Gaps Identified in Melanoma Diagnostics Include:

  • Tools for borderline cases of invasive melanoma
  • Ability to differentiate and confirming lentigo maligna
  • Ability to differentiate between a combined benign nevus and melanoma vs. combined lesion melanoma.
  • A definitive test for severely atypical lesions dysplastic, spitz nevi, blue nevi
  • A nuclear stain for benign vs. malignant melanoma

Emerging Diagnostics:
There are several diagnostics bridging this gap

  • Myriad's myPath™: 23 gene mutation test aimed at differentiating malignant melanoma from benign nevi.
  • Ventana's Melanoma Triple Cocktail: a mixture of anti-Melanosome (HMB45), anti-MART-1/melan A (A103), and anti-Tyrosinase (T311) mouse monoclonal antibodies used to aid in the identification of a true melanoma.

Additionally, labs and diagnostic companies are gaining sophistication in their approach to market entry. Prior to launch, consider evaluating both the standard of care test and the emerging technology to ensure your diagnostic retains the best of current practices.

Novel Personalized Diagnostics for Melanoma:
New treatments are driving the need for companion diagnostics including
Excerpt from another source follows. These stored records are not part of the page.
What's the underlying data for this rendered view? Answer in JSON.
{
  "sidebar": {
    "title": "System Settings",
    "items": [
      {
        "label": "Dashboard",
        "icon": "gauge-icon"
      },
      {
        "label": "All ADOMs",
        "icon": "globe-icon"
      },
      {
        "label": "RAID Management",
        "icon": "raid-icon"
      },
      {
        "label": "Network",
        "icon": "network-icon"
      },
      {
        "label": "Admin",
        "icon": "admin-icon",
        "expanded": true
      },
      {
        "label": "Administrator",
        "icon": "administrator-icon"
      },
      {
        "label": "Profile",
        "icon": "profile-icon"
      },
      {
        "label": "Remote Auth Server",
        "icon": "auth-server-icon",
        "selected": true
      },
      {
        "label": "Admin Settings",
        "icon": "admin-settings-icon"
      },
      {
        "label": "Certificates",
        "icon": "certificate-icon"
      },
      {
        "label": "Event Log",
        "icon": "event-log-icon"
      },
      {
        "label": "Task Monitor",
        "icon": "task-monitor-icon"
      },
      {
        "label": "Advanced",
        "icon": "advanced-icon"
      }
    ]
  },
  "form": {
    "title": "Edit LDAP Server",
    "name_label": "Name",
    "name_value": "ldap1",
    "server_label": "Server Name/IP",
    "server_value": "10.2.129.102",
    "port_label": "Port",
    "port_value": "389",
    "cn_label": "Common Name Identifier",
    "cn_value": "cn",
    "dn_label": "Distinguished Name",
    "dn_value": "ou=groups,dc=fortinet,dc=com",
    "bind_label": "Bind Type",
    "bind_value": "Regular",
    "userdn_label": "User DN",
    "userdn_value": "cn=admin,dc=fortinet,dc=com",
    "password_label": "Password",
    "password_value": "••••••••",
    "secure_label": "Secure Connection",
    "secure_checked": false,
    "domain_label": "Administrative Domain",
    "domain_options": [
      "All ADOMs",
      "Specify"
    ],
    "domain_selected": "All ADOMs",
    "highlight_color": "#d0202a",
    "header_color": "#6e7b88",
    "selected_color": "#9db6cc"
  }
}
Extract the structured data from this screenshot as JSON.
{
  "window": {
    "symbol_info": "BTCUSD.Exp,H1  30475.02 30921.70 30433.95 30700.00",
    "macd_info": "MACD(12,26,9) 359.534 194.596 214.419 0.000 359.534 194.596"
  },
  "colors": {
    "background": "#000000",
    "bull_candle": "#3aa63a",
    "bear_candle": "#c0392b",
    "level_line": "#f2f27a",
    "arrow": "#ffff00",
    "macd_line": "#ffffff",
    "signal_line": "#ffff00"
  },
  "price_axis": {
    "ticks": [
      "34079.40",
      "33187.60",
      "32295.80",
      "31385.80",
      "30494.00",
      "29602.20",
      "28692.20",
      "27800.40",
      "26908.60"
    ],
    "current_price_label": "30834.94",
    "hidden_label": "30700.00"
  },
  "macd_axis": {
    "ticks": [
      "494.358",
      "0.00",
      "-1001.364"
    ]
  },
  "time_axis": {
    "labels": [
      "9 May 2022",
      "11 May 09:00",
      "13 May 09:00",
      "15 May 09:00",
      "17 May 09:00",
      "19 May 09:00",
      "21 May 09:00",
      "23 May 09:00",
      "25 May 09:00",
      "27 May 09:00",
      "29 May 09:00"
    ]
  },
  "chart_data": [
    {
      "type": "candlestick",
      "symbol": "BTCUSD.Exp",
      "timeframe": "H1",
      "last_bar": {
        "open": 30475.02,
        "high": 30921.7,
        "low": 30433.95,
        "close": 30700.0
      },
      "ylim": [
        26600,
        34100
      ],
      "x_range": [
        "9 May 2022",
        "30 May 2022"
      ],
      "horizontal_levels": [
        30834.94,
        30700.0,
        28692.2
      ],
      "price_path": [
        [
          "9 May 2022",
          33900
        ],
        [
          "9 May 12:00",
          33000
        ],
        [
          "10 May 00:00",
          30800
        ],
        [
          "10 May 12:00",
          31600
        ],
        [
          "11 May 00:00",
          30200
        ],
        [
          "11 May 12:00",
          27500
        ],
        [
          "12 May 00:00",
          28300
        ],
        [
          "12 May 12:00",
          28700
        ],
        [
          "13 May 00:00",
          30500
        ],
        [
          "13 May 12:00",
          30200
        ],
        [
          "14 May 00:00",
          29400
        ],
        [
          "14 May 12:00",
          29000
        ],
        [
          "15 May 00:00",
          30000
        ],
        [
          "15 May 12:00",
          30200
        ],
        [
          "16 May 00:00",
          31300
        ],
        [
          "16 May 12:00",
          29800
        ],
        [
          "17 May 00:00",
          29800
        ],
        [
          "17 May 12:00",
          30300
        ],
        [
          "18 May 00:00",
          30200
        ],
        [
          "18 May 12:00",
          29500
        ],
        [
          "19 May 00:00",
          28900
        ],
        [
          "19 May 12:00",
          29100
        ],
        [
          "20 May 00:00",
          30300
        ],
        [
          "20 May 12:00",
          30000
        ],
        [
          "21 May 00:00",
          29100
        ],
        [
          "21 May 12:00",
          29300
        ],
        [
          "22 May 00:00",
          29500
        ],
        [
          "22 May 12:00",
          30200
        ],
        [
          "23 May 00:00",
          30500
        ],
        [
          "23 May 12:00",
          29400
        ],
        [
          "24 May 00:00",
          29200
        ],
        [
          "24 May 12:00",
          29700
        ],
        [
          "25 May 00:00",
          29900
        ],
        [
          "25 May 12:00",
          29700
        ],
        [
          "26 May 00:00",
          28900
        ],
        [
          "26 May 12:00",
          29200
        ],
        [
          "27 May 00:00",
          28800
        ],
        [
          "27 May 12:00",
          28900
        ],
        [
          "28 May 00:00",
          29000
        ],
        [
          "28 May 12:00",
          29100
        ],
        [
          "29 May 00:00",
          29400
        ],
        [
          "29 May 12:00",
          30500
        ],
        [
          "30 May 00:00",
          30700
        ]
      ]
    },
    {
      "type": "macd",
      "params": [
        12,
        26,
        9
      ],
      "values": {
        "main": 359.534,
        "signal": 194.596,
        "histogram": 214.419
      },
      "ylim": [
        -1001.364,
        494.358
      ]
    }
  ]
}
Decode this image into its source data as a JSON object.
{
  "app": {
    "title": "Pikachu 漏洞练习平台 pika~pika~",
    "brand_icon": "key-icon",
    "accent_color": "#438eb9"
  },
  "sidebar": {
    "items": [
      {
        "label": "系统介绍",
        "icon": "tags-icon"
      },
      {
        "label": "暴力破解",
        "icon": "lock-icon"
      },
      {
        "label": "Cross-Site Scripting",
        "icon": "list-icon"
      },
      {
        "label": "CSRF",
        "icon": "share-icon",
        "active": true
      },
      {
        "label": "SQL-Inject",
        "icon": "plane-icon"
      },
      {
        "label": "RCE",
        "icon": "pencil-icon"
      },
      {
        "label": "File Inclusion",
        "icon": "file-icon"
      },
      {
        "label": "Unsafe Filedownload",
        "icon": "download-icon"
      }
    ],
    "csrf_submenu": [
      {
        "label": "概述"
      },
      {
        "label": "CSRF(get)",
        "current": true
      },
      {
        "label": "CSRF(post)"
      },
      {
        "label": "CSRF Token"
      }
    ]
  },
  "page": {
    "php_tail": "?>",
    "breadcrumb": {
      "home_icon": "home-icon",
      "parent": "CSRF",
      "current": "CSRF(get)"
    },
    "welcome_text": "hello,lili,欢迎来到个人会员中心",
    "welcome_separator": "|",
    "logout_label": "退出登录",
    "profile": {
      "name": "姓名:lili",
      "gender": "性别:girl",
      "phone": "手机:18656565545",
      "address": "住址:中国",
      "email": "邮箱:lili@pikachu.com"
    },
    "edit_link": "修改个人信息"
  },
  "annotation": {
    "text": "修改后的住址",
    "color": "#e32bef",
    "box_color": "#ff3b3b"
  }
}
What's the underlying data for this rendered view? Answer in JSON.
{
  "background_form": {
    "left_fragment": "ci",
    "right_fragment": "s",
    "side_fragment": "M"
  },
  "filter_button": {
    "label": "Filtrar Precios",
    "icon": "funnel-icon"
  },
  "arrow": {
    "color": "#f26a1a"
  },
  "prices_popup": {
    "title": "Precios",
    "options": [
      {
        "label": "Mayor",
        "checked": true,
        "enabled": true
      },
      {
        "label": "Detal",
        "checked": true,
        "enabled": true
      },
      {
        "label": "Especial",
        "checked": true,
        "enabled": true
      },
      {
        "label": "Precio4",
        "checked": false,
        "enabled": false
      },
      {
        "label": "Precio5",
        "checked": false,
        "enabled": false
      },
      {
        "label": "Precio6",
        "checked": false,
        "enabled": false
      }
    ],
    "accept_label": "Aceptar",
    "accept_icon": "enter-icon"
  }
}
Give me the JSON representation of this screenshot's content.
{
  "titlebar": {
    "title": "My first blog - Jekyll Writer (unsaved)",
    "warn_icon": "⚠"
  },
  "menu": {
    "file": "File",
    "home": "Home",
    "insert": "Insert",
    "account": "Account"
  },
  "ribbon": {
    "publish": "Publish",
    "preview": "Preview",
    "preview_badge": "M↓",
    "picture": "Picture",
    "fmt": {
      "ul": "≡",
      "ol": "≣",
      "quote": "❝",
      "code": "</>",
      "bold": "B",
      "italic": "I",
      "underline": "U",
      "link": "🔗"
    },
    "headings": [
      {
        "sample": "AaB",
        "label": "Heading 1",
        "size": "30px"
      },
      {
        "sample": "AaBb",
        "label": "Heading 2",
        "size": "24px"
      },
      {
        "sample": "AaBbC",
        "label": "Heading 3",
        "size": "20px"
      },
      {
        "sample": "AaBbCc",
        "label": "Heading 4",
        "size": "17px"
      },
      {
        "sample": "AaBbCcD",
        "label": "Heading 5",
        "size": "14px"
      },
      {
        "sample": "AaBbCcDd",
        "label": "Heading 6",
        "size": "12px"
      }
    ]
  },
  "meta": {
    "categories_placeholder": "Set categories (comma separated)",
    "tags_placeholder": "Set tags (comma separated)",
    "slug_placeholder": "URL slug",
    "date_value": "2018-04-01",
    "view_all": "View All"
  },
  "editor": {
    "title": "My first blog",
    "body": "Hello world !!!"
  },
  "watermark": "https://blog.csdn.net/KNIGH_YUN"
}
  • Caris Molecular Intelligence™ for Solid Tumors profiles utilizes a variety of techniques including IHC, FISH/CISH, PCR and Next-Generation Sequencing to provide individualized treatment information
  • Companion diagnostic bRAF is used to identify patients with the melanoma mutation most likely to respond to of the following targeted therapeutics such as dabrafenib (Tafinlar®), trametinib (Mekinist™), and Vemurafenib (Zelboraf®.)
  • Myriad: myPath™ is a diagnostic test to effectively differentiate malignant melanoma from benign pigmented skin lesions

Top Questions to Ask Prior to Launch:
When creating a strategy and positioning for your melanoma diagnostic, consider the following questions:

  1. Does your melanoma diagnostic fill an unmet need not currently addressed?
  2. Does the test fall in a part of the diagnostic schema not currently addressed?
  3. Is the clinician diagnostic report logical, intuitive and actionable?
  4. Will your test provide clinical information to changes course of treatment?
  5. Does the diagnostic define a clear Positive and Negative predictive value?
  6. Have you cultivated key opinion leaders and a Scientific Advisory Board?
  7. Is the market size sufficient to support your commercial and production expenses ?
  8. Do you have publications supporting your clinical utility?
  9. Do you have a complete sales channel to both educate and sell the product?

If you answered yes to at least five of the above questions you are on your way to a robust commercial launch.

A thoughtful strategy, careful positioning, and clear understanding of current clinical needs will help formulate your success in the melanoma diagnostic market. For more information on how Market Ready Rx can support your commercial market entry, visit us at www.marketreadyrx.com.